[LISTED RECORDS Boundary: Start]

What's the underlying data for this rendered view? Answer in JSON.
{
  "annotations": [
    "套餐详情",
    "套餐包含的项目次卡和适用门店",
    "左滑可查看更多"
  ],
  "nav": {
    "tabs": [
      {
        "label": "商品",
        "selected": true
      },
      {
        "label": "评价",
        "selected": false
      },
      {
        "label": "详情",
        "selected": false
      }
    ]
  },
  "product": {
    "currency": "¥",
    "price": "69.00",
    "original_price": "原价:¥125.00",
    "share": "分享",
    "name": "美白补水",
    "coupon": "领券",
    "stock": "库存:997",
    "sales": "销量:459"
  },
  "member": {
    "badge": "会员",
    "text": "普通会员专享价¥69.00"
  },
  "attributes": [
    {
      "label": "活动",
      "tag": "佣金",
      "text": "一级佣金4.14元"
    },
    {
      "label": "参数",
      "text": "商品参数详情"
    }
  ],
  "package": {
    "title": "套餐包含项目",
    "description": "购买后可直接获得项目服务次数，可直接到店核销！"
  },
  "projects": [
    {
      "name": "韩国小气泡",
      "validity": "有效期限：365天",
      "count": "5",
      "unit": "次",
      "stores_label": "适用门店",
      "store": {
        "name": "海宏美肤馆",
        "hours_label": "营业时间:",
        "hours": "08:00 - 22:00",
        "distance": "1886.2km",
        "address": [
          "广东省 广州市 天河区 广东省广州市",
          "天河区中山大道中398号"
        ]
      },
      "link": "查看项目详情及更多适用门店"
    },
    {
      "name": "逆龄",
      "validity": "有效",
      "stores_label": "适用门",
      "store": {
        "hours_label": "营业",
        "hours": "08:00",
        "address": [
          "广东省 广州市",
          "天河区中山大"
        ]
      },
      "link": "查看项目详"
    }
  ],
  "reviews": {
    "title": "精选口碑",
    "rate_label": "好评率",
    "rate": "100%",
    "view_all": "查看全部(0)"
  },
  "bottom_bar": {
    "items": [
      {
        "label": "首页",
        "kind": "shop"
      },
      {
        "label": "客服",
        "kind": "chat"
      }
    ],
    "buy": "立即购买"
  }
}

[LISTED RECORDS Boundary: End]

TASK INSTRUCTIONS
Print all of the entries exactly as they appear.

RESPONSE
What's the underlying data for this rendered view? Answer in JSON.
{
  "annotations": [
    "套餐详情",
    "套餐包含的项目次卡和适用门店",
    "左滑可查看更多"
  ],
  "nav": {
    "tabs": [
      {
        "label": "商品",
        "selected": true
      },
      {
        "label": "评价",
        "selected": false
      },
      {
        "label": "详情",
        "selected": false
      }
    ]
  },
  "product": {
    "currency": "¥",
    "price": "69.00",
    "original_price": "原价:¥125.00",
    "share": "分享",
    "name": "美白补水",
    "coupon": "领券",
    "stock": "库存:997",
    "sales": "销量:459"
  },
  "member": {
    "badge": "会员",
    "text": "普通会员专享价¥69.00"
  },
  "attributes": [
    {
      "label": "活动",
      "tag": "佣金",
      "text": "一级佣金4.14元"
    },
    {
      "label": "参数",
      "text": "商品参数详情"
    }
  ],
  "package": {
    "title": "套餐包含项目",
    "description": "购买后可直接获得项目服务次数，可直接到店核销！"
  },
  "projects": [
    {
      "name": "韩国小气泡",
      "validity": "有效期限：365天",
      "count": "5",
      "unit": "次",
      "stores_label": "适用门店",
      "store": {
        "name": "海宏美肤馆",
        "hours_label": "营业时间:",
        "hours": "08:00 - 22:00",
        "distance": "1886.2km",
        "address": [
          "广东省 广州市 天河区 广东省广州市",
          "天河区中山大道中398号"
        ]
      },
      "link": "查看项目详情及更多适用门店"
    },
    {
      "name": "逆龄",
      "validity": "有效",
      "stores_label": "适用门",
      "store": {
        "hours_label": "营业",
        "hours": "08:00",
        "address": [
          "广东省 广州市",
          "天河区中山大"
        ]
      },
      "link": "查看项目详"
    }
  ],
  "reviews": {
    "title": "精选口碑",
    "rate_label": "好评率",
    "rate": "100%",
    "view_all": "查看全部(0)"
  },
  "bottom_bar": {
    "items": [
      {
        "label": "首页",
        "kind": "shop"
      },
      {
        "label": "客服",
        "kind": "chat"
      }
    ],
    "buy": "立即购买"
  }
}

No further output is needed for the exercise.